(Instructions to follow):
Scan the entries for lines with the word "symbol" and copy those lines.

:: Source data ::

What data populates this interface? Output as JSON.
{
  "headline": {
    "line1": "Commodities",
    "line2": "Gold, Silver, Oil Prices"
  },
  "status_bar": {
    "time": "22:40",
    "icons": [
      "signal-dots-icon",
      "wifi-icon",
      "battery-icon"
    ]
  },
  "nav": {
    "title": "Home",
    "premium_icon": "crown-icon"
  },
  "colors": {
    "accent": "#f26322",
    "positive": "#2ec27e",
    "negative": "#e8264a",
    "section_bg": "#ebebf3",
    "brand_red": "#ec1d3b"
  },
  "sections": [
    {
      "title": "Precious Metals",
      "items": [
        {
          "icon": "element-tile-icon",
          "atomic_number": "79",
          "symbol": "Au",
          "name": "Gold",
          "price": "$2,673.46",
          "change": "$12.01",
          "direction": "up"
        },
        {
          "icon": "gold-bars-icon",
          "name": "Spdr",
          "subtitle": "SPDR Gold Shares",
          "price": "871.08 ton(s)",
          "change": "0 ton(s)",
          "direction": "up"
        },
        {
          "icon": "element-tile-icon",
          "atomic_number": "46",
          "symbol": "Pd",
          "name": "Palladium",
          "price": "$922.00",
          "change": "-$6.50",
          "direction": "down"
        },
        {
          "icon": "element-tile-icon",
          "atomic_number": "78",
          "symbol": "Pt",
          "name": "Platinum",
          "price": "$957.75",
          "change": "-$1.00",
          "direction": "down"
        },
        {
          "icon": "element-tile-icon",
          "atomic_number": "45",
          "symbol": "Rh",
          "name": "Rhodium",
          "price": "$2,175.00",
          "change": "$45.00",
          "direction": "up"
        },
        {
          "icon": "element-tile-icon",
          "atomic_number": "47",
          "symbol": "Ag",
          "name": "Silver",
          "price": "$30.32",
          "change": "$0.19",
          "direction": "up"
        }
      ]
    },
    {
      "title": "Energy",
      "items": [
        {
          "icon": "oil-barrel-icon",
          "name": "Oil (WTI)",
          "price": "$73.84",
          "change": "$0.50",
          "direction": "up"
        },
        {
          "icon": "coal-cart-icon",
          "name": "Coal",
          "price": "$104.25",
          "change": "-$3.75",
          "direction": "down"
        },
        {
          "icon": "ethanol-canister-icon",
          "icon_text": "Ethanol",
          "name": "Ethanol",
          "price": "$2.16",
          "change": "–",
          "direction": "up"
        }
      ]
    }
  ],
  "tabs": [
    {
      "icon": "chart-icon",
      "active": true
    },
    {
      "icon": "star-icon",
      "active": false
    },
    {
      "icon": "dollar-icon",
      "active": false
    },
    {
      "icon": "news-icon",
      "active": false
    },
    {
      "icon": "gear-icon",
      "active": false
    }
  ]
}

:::

(Worked solution):
          "symbol": "Au",
          "symbol": "Pd",
          "symbol": "Pt",
          "symbol": "Rh",
          "symbol": "Ag",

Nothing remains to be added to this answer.